“How lovely is your dwelling place, O LORD of hosts!
My soul longs, indeed it faints for the courts of the LORD; my heart and my flesh sing for joy to the living God.
Even the sparrow finds a home, and the swallow a nest for herself, where she may lay her young, at your altars, O LORD of hosts, my King and my God.” (Psalm 84:1 – 3)
This is sort of an unusual image, beloved reader, that birds would find a home at altars. Unusual because the altars of the Old Testament are normally places where an offering is burnt to sacrifice it. I cannot imagine birds building nests, and safe nests at that, near a burning altar. Some altars were for burning a sacrifice, and some altars were for burning incense on. Still, not a safe place to linger at. I also read that in the Old Testament altars are not to be near trees, a safety precaution I guess. But that also makes it unlikely that a bird would nest near an altar.
The altar of the Lord must be different than conventional altars. And so it is – the true altar of the Lord is in heaven. And there nothing is burnt or sacrificed. It is not a place of destruction but a place of restoration. Read on to see what else the psalmist has to say.
“Happy are those who live in your house, ever singing your praise. Selah
Happy are those whose strength is in you, in whose heart are the highways to Zion.
As they go through the valley of Baca they make it a place of springs; the early rain also covers it with pools.
They go from strength to strength; the God of gods will be seen in Zion.” (Verses 4 – 7)

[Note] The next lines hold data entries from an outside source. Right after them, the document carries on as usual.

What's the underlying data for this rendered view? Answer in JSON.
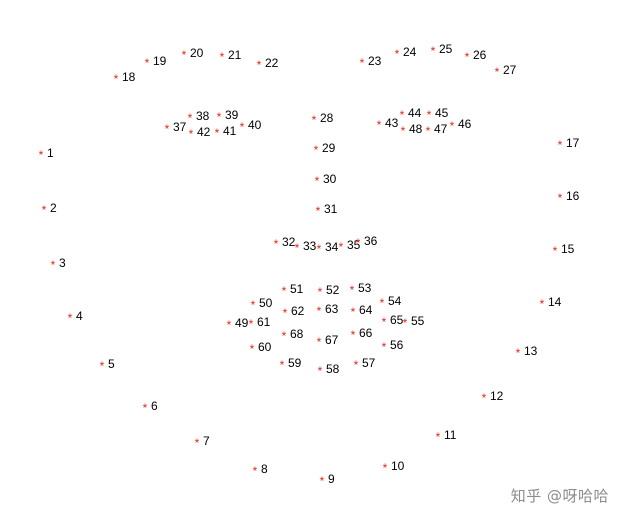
{
  "marker_symbol": "*",
  "marker_color": "#e8231e",
  "label_color": "#000000",
  "landmarks": [
    {
      "id": "1"
    },
    {
      "id": "2"
    },
    {
      "id": "3"
    },
    {
      "id": "4"
    },
    {
      "id": "5"
    },
    {
      "id": "6"
    },
    {
      "id": "7"
    },
    {
      "id": "8"
    },
    {
      "id": "9"
    },
    {
      "id": "10"
    },
    {
      "id": "11"
    },
    {
      "id": "12"
    },
    {
      "id": "13"
    },
    {
      "id": "14"
    },
    {
      "id": "15"
    },
    {
      "id": "16"
    },
    {
      "id": "17"
    },
    {
      "id": "18"
    },
    {
      "id": "19"
    },
    {
      "id": "20"
    },
    {
      "id": "21"
    },
    {
      "id": "22"
    },
    {
      "id": "23"
    },
    {
      "id": "24"
    },
    {
      "id": "25"
    },
    {
      "id": "26"
    },
    {
      "id": "27"
    },
    {
      "id": "28"
    },
    {
      "id": "29"
    },
    {
      "id": "30"
    },
    {
      "id": "31"
    },
    {
      "id": "32"
    },
    {
      "id": "33"
    },
    {
      "id": "34"
    },
    {
      "id": "35"
    },
    {
      "id": "36"
    },
    {
      "id": "37"
    },
    {
      "id": "38"
    },
    {
      "id": "39"
    },
    {
      "id": "40"
    },
    {
      "id": "41"
    },
    {
      "id": "42"
    },
    {
      "id": "43"
    },
    {
      "id": "44"
    },
    {
      "id": "45"
    },
    {
      "id": "46"
    },
    {
      "id": "47"
    },
    {
      "id": "48"
    },
    {
      "id": "49"
    },
    {
      "id": "50"
    },
    {
      "id": "51"
    },
    {
      "id": "52"
    },
    {
      "id": "53"
    },
    {
      "id": "54"
    },
    {
      "id": "55"
    },
    {
      "id": "56"
    },
    {
      "id": "57"
    },
    {
      "id": "58"
    },
    {
      "id": "59"
    },
    {
      "id": "60"
    },
    {
      "id": "61"
    },
    {
      "id": "62"
    },
    {
      "id": "63"
    },
    {
      "id": "64"
    },
    {
      "id": "65"
    },
    {
      "id": "66"
    },
    {
      "id": "67"
    },
    {
      "id": "68"
    }
  ],
  "watermark": "知乎 @呀哈哈"
}
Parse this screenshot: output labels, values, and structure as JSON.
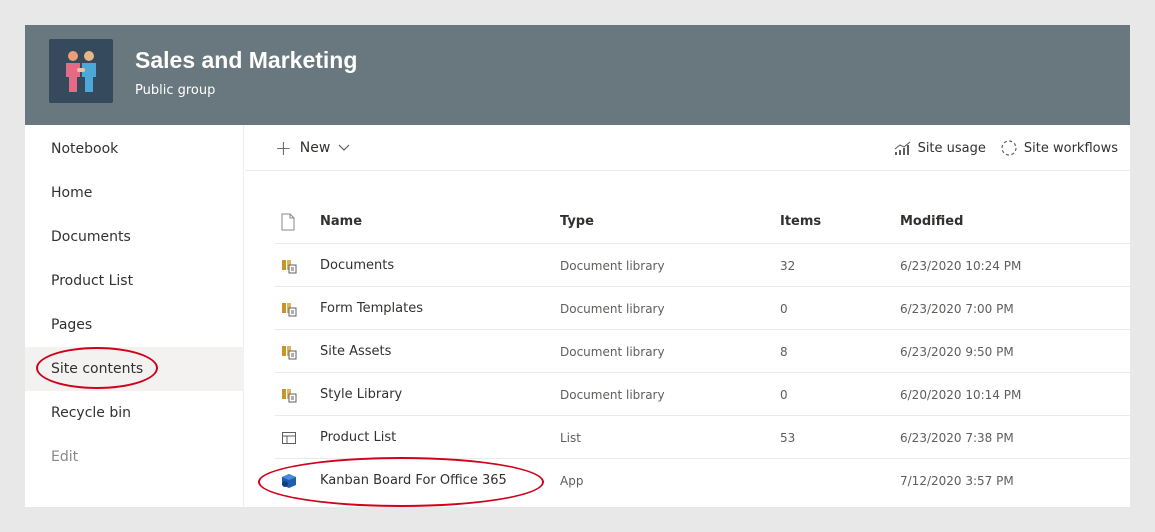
{
  "header": {
    "title": "Sales and Marketing",
    "subtitle": "Public group"
  },
  "leftnav": {
    "items": [
      {
        "label": "Notebook"
      },
      {
        "label": "Home"
      },
      {
        "label": "Documents"
      },
      {
        "label": "Product List"
      },
      {
        "label": "Pages"
      },
      {
        "label": "Site contents"
      },
      {
        "label": "Recycle bin"
      },
      {
        "label": "Edit"
      }
    ]
  },
  "commandbar": {
    "new_label": "New",
    "site_usage": "Site usage",
    "site_workflows": "Site workflows"
  },
  "table": {
    "columns": [
      "Name",
      "Type",
      "Items",
      "Modified"
    ],
    "rows": [
      {
        "icon": "document-library-icon",
        "name": "Documents",
        "type": "Document library",
        "items": "32",
        "modified": "6/23/2020 10:24 PM"
      },
      {
        "icon": "document-library-icon",
        "name": "Form Templates",
        "type": "Document library",
        "items": "0",
        "modified": "6/23/2020 7:00 PM"
      },
      {
        "icon": "document-library-icon",
        "name": "Site Assets",
        "type": "Document library",
        "items": "8",
        "modified": "6/23/2020 9:50 PM"
      },
      {
        "icon": "document-library-icon",
        "name": "Style Library",
        "type": "Document library",
        "items": "0",
        "modified": "6/20/2020 10:14 PM"
      },
      {
        "icon": "list-icon",
        "name": "Product List",
        "type": "List",
        "items": "53",
        "modified": "6/23/2020 7:38 PM"
      },
      {
        "icon": "app-icon",
        "name": "Kanban Board For Office 365",
        "type": "App",
        "items": "",
        "modified": "7/12/2020 3:57 PM"
      }
    ]
  },
  "colors": {
    "header_bg": "#69787e",
    "logo_bg": "#354a5c",
    "annotation": "#d0021b",
    "library_icon": "#c8952c",
    "app_icon": "#1f5fad"
  }
}
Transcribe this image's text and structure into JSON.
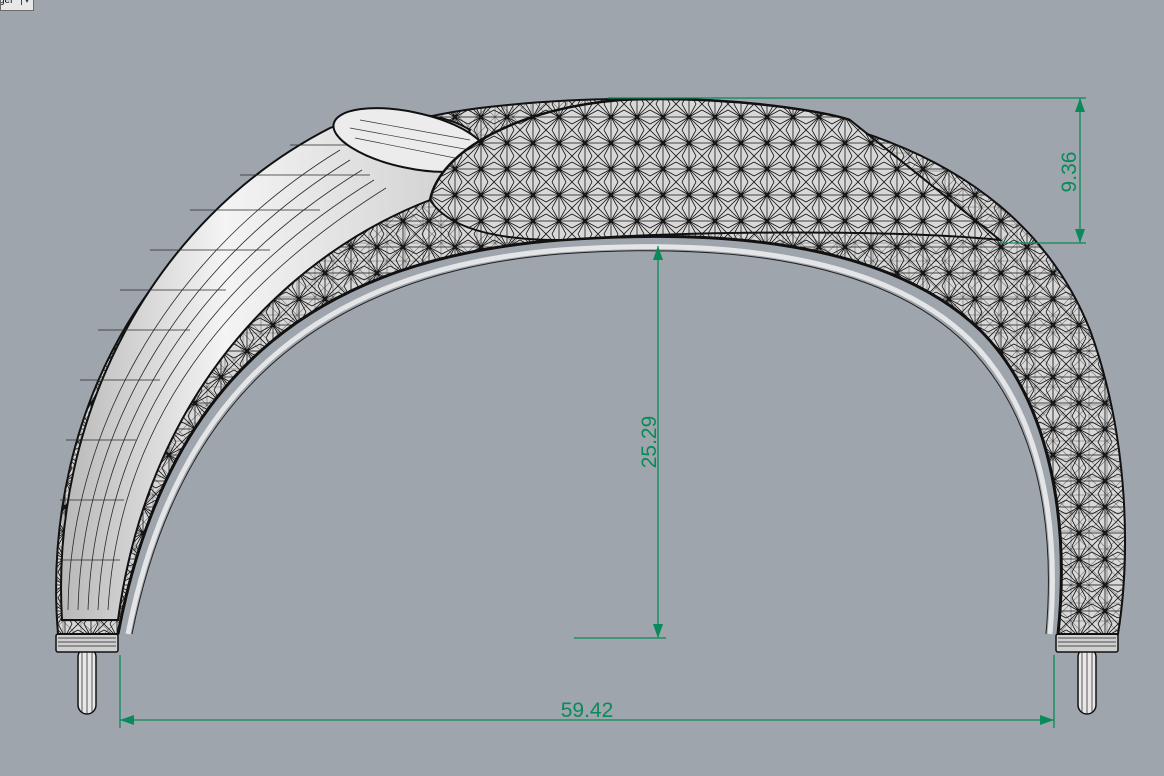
{
  "viewport": {
    "tab_label": "ger",
    "tab_arrow": "▾"
  },
  "colors": {
    "background": "#9ea5ad",
    "dimension": "#0a8a5a",
    "wire": "#1c1c1c",
    "surface": "#e6e6e6"
  },
  "dimensions": {
    "height_top": "9.36",
    "inner_height": "25.29",
    "width": "59.42"
  }
}
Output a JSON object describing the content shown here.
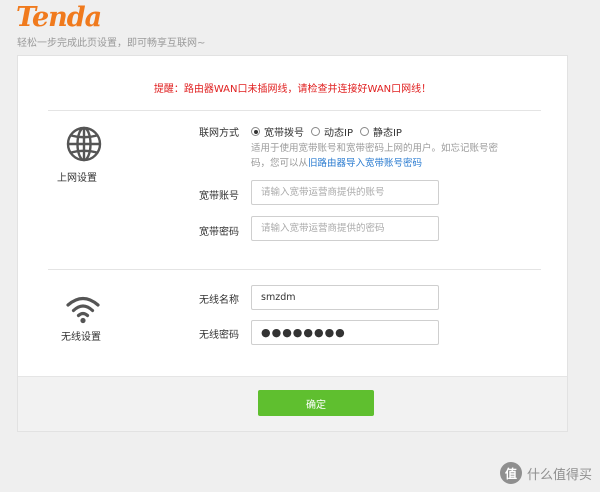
{
  "header": {
    "logo_text": "Tenda",
    "tagline": "轻松一步完成此页设置，即可畅享互联网~"
  },
  "alert": "提醒：路由器WAN口未插网线，请检查并连接好WAN口网线！",
  "internet": {
    "section_label": "上网设置",
    "icon": "globe-icon",
    "connection_type_label": "联网方式",
    "options": [
      {
        "label": "宽带拨号",
        "checked": true
      },
      {
        "label": "动态IP",
        "checked": false
      },
      {
        "label": "静态IP",
        "checked": false
      }
    ],
    "hint_text": "适用于使用宽带账号和宽带密码上网的用户。如忘记账号密码，您可以从",
    "hint_link": "旧路由器导入宽带账号密码",
    "account_label": "宽带账号",
    "account_placeholder": "请输入宽带运营商提供的账号",
    "password_label": "宽带密码",
    "password_placeholder": "请输入宽带运营商提供的密码"
  },
  "wireless": {
    "section_label": "无线设置",
    "icon": "wifi-icon",
    "name_label": "无线名称",
    "name_value": "smzdm",
    "password_label": "无线密码",
    "password_value": "●●●●●●●●"
  },
  "footer": {
    "confirm_label": "确定"
  },
  "watermark": {
    "badge": "值",
    "text": "什么值得买"
  },
  "colors": {
    "brand": "#f07a1d",
    "alert": "#e02020",
    "link": "#2a7bd0",
    "confirm": "#5fbf2f"
  }
}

Here we also see that the altar of the Lord must be in the House of the Lord – not a house built by human hands but a heavenly home where there is peace and tranquility. It is the home of the Divine – no human eye has seen it that can say what it is like. Many metaphors have been used to describe; but we can only understand it dimly and from a great distance.
“O LORD God of hosts, hear my prayer; give ear, O God of Jacob! Selah
Behold our shield, O God; look on the face of your anointed.” (Verses 8 – 9)
The question arises – who or what is this shield? Turns out it is not a shield of human device but a shield that the Divine has put in place to protect us. The request of the psalmist is for the Lord to look upon him and the people he represents with kindness and favor. And the best place to receive that blessing is within the house of the Lord God.
“For a day in your courts is better than a thousand elsewhere. I would rather be a doorkeeper in the house of my God than live in the tents of wickedness.
For the LORD God is a sun and shield; he bestows favor and honor. No good thing does the LORD withhold from those who walk uprightly.
O LORD of hosts, happy is everyone who trusts in you.” (Verses 10 – 12)
It does sound like a most wonderful place, the house of the Lord. One can see and understand why it would be the preferred place to be. And all that we need will be available to us. Does the psalmist mean that outside of this place there will be struggle and hardship? The commentators I read write from a perspective that holds and uses the New Testament as a filter to understand the Old Testament. Therefore what struggle we might have in this world is a “good thing” and prepares us, or teaches us something. But I really believe that the psalmist meant that it is the heavenly house of the Lord that the light and protection of the Lord, and that favor and honor for a good life will bestowed in heaven.
The reason, though, that the New Testament as a filter and lens works is not because “suffering”and “struggle” is good for us, because when Jesus came to earth he brought the shalom of heaven to earth. And the Holy Spirit continues to be a conduit from heaven to earth.
Let us re-think then praising the Lord for what awaits us in heaven; and thank the Lord for what was brought from heaven to earth. The shalom that is felt on the earth is not from earth, generated by earth or humanity, nor is dependent on earth or humanity. The “heaven on earth” that we know is because of the Holy Spirit’s presence on earth and mediated through humanity. The altar of sacrifice has been satisfied once and for all. Now the altars on earth, as are the altars in heaven, are for worshiping the Lord and gathering around for worship. And, beloved reader, that is worthy of praise and thanksgiving!
Out of the love that is the Lord came heaven, and from heaven came Jesus. Jesus brought the peace that is heaven, and the Holy Spirit pins it to heart of humanity where and when humanity accepts it. That’s pretty praiseworthy too actually!
May you, beloved reader, find “heaven on earth” where it has been established. And may you allow the Spirit to establish “heaven on earth” in your heart and in your life! Selah!